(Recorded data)
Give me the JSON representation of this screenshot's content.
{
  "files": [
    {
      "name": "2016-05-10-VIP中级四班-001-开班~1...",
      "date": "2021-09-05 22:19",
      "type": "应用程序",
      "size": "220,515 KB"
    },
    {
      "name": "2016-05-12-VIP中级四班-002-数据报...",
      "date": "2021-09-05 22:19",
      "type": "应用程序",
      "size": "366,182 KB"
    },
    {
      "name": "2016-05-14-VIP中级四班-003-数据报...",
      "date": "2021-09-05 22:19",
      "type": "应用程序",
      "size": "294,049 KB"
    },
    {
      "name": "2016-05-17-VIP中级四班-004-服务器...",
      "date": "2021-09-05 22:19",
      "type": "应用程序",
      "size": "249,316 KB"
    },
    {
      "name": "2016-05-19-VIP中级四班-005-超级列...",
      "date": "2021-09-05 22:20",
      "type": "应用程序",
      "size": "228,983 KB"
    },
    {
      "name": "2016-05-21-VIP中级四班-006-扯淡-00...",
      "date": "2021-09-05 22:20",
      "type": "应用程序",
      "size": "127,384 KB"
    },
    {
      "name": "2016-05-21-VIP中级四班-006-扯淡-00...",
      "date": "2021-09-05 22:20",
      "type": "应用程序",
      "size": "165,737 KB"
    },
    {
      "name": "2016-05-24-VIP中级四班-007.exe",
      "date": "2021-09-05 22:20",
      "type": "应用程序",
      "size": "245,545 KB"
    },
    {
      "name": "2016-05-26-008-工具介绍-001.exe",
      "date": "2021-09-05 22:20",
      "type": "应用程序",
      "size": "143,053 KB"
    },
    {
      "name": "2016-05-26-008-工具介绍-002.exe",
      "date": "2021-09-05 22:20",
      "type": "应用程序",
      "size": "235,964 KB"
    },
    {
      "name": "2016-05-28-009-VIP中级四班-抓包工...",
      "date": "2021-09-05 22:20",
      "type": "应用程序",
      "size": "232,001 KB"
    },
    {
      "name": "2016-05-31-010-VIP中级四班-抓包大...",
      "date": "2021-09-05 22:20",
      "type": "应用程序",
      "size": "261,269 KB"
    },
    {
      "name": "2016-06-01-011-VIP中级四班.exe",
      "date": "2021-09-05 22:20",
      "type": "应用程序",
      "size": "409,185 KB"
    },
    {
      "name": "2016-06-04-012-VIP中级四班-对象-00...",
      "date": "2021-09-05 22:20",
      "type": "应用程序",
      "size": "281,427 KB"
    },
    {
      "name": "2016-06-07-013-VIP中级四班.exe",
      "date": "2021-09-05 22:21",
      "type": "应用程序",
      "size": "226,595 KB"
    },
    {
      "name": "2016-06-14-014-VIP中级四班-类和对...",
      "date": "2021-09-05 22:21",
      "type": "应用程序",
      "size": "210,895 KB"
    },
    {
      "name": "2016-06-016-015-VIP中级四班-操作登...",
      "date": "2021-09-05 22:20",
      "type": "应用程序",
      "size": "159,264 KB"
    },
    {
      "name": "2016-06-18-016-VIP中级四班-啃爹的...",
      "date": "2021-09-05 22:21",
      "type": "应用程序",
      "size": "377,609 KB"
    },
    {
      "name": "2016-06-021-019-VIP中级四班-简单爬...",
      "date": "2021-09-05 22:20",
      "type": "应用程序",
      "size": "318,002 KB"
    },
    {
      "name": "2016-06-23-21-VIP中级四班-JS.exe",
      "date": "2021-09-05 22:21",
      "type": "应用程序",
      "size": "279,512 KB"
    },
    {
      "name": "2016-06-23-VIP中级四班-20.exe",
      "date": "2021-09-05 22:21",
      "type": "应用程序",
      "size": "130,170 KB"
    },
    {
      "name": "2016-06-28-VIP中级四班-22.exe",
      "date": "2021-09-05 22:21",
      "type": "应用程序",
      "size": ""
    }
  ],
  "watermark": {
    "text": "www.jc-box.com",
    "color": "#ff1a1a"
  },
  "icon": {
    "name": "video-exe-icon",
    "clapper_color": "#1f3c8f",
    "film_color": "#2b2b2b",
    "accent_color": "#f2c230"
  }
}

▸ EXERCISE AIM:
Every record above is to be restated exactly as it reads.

▸ ANSWER SECTION:
Give me the JSON representation of this screenshot's content.
{
  "files": [
    {
      "name": "2016-05-10-VIP中级四班-001-开班~1...",
      "date": "2021-09-05 22:19",
      "type": "应用程序",
      "size": "220,515 KB"
    },
    {
      "name": "2016-05-12-VIP中级四班-002-数据报...",
      "date": "2021-09-05 22:19",
      "type": "应用程序",
      "size": "366,182 KB"
    },
    {
      "name": "2016-05-14-VIP中级四班-003-数据报...",
      "date": "2021-09-05 22:19",
      "type": "应用程序",
      "size": "294,049 KB"
    },
    {
      "name": "2016-05-17-VIP中级四班-004-服务器...",
      "date": "2021-09-05 22:19",
      "type": "应用程序",
      "size": "249,316 KB"
    },
    {
      "name": "2016-05-19-VIP中级四班-005-超级列...",
      "date": "2021-09-05 22:20",
      "type": "应用程序",
      "size": "228,983 KB"
    },
    {
      "name": "2016-05-21-VIP中级四班-006-扯淡-00...",
      "date": "2021-09-05 22:20",
      "type": "应用程序",
      "size": "127,384 KB"
    },
    {
      "name": "2016-05-21-VIP中级四班-006-扯淡-00...",
      "date": "2021-09-05 22:20",
      "type": "应用程序",
      "size": "165,737 KB"
    },
    {
      "name": "2016-05-24-VIP中级四班-007.exe",
      "date": "2021-09-05 22:20",
      "type": "应用程序",
      "size": "245,545 KB"
    },
    {
      "name": "2016-05-26-008-工具介绍-001.exe",
      "date": "2021-09-05 22:20",
      "type": "应用程序",
      "size": "143,053 KB"
    },
    {
      "name": "2016-05-26-008-工具介绍-002.exe",
      "date": "2021-09-05 22:20",
      "type": "应用程序",
      "size": "235,964 KB"
    },
    {
      "name": "2016-05-28-009-VIP中级四班-抓包工...",
      "date": "2021-09-05 22:20",
      "type": "应用程序",
      "size": "232,001 KB"
    },
    {
      "name": "2016-05-31-010-VIP中级四班-抓包大...",
      "date": "2021-09-05 22:20",
      "type": "应用程序",
      "size": "261,269 KB"
    },
    {
      "name": "2016-06-01-011-VIP中级四班.exe",
      "date": "2021-09-05 22:20",
      "type": "应用程序",
      "size": "409,185 KB"
    },
    {
      "name": "2016-06-04-012-VIP中级四班-对象-00...",
      "date": "2021-09-05 22:20",
      "type": "应用程序",
      "size": "281,427 KB"
    },
    {
      "name": "2016-06-07-013-VIP中级四班.exe",
      "date": "2021-09-05 22:21",
      "type": "应用程序",
      "size": "226,595 KB"
    },
    {
      "name": "2016-06-14-014-VIP中级四班-类和对...",
      "date": "2021-09-05 22:21",
      "type": "应用程序",
      "size": "210,895 KB"
    },
    {
      "name": "2016-06-016-015-VIP中级四班-操作登...",
      "date": "2021-09-05 22:20",
      "type": "应用程序",
      "size": "159,264 KB"
    },
    {
      "name": "2016-06-18-016-VIP中级四班-啃爹的...",
      "date": "2021-09-05 22:21",
      "type": "应用程序",
      "size": "377,609 KB"
    },
    {
      "name": "2016-06-021-019-VIP中级四班-简单爬...",
      "date": "2021-09-05 22:20",
      "type": "应用程序",
      "size": "318,002 KB"
    },
    {
      "name": "2016-06-23-21-VIP中级四班-JS.exe",
      "date": "2021-09-05 22:21",
      "type": "应用程序",
      "size": "279,512 KB"
    },
    {
      "name": "2016-06-23-VIP中级四班-20.exe",
      "date": "2021-09-05 22:21",
      "type": "应用程序",
      "size": "130,170 KB"
    },
    {
      "name": "2016-06-28-VIP中级四班-22.exe",
      "date": "2021-09-05 22:21",
      "type": "应用程序",
      "size": ""
    }
  ],
  "watermark": {
    "text": "www.jc-box.com",
    "color": "#ff1a1a"
  },
  "icon": {
    "name": "video-exe-icon",
    "clapper_color": "#1f3c8f",
    "film_color": "#2b2b2b",
    "accent_color": "#f2c230"
  }
}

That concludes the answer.